The coin side should be placed on the snare to keep it stable. Because a wallet isn’t attached as tight to the snare as MoonGel, it allows for greater depth in sound. If you’re a hard hitter or have a lot of weight on it, it can start sliding.

If you want to get really fancy, you can attach the wallet to a cymbal stand. This is a great way to add a bit of depth to your sound. You can even use it as a stand for a drum set. Just make sure you don’t use too much weight, or you’ll end up with a clunking noise.

Do you have to tune a snare drum?

The drums don\’t have a key like a guitar or piano, but as the skins that you hit stretch out they become unbalanced, losing tension and the “pop” you want out of a snare. The only thing you need to do is tune a drum is with a drum key. The first step is to find the right key for your drum.

Why does my snare rattle?

When these toms are hit, the resonance of the bottom head creates a sonic wave that sweeps instantly downwards, causing the snare wires to rattle and the bass drum to rumble. The sound of a tom is produced by a series of resonant chambers, each of which is tuned to a specific frequency.

Each chamber has its own resonance frequency, which depends on the size and shape of its chamber. The smaller the chamber the lower its frequency will be, while the larger it is the higher it will resonate. This means that a larger tom will have a lower frequency than a smaller one, but a higher resonance than one with the same size.
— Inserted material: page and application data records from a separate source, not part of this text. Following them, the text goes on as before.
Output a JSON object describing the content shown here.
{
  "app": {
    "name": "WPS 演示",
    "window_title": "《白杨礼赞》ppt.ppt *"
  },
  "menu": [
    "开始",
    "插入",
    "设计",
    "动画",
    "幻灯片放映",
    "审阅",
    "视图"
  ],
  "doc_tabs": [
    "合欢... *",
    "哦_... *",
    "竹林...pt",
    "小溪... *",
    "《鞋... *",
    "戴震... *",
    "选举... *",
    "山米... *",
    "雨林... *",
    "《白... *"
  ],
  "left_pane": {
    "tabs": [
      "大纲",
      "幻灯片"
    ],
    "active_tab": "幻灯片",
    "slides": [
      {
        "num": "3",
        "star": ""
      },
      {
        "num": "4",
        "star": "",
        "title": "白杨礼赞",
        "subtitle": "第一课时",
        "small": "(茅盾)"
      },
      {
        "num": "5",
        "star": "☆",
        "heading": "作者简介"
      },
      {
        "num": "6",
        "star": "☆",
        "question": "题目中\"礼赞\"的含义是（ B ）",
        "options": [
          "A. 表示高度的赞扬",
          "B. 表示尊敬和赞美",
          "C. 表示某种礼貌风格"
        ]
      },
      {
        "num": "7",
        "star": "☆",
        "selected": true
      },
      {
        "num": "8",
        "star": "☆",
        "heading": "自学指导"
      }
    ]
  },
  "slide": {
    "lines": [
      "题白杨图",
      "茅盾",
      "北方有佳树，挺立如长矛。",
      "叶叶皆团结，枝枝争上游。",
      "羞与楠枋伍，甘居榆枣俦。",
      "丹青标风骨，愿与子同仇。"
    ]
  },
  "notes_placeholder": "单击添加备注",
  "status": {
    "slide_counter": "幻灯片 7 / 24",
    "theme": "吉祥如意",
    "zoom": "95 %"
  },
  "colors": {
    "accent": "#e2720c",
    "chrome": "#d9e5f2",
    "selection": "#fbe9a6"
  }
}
It is also important to note that the resonances of each chamber are independent of one another, meaning that if one chamber resonates at a particular frequency then the other will also resonate at that frequency as well.

You May Also Like